Items from an interface collection:
========================

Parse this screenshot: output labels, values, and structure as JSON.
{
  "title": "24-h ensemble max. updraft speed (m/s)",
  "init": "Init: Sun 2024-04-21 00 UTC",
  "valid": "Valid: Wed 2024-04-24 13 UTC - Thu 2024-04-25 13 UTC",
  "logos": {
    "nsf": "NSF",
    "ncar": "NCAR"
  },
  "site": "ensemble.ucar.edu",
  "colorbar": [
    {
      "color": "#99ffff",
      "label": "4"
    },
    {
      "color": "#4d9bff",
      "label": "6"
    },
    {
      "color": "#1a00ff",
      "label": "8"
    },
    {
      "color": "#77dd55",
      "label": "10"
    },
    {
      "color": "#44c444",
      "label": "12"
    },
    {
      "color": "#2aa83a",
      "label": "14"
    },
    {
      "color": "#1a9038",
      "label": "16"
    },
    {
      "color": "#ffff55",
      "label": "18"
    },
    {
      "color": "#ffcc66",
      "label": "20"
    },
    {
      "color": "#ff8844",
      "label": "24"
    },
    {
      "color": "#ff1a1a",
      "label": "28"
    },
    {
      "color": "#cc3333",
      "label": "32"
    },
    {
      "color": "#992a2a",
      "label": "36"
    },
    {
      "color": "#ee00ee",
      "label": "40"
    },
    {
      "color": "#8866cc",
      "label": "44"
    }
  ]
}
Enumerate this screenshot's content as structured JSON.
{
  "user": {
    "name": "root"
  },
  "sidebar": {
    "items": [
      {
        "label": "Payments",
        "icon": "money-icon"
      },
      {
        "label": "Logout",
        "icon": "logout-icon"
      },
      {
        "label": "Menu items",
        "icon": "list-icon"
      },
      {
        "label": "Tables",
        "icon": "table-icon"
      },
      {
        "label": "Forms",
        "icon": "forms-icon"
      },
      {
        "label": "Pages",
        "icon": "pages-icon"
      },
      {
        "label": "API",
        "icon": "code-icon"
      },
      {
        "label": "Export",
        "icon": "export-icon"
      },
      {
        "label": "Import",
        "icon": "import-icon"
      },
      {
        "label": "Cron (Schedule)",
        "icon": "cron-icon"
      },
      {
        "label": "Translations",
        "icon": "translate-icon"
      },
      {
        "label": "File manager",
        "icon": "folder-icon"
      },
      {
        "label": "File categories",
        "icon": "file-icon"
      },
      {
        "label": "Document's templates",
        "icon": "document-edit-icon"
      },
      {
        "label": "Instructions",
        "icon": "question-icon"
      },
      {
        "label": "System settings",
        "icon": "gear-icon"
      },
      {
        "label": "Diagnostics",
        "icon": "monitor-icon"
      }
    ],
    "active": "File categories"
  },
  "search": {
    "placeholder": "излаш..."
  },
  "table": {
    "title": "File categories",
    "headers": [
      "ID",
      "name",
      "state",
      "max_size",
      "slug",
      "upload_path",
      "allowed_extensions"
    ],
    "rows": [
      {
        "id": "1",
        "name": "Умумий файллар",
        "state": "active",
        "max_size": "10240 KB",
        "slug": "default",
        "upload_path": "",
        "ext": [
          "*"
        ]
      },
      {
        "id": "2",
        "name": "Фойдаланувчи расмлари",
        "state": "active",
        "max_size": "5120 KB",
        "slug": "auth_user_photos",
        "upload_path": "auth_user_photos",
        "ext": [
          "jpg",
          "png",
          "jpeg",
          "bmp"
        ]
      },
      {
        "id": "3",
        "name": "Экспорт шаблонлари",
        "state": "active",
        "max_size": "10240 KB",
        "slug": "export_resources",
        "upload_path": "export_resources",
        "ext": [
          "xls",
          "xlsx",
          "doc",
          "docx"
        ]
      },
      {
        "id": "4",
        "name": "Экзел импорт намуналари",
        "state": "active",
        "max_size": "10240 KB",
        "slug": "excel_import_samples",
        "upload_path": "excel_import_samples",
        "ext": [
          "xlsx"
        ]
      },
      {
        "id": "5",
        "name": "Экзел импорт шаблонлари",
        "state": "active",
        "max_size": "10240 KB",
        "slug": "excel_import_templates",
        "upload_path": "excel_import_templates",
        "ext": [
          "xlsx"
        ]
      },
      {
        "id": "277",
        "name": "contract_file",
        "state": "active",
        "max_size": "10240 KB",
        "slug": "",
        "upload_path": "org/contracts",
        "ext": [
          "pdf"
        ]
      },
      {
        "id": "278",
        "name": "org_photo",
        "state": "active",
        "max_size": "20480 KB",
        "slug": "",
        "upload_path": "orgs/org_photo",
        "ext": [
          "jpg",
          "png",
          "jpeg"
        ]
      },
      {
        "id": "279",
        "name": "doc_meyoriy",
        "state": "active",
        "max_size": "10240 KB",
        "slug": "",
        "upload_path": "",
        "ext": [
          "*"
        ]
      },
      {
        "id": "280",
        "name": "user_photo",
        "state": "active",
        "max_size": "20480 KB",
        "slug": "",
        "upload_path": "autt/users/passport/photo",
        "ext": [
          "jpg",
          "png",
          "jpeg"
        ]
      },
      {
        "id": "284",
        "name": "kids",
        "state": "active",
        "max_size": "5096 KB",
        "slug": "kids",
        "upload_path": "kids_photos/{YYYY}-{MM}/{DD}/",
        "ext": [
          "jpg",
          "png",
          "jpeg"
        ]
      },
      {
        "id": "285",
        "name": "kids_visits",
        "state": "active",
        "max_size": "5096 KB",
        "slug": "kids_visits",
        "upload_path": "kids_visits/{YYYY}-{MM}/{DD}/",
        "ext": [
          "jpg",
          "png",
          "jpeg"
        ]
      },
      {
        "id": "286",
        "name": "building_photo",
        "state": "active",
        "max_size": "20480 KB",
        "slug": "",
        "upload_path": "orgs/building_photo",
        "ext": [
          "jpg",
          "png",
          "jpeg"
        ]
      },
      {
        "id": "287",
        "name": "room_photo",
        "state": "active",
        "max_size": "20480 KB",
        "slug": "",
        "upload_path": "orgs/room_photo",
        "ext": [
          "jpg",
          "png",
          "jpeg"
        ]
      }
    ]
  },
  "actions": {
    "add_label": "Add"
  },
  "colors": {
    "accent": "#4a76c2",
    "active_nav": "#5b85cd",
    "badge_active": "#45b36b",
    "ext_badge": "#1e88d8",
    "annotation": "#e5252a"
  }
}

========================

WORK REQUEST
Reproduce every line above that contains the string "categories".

EXERCISE RESPONSE
        "label": "File categories",
    "active": "File categories"
    "title": "File categories",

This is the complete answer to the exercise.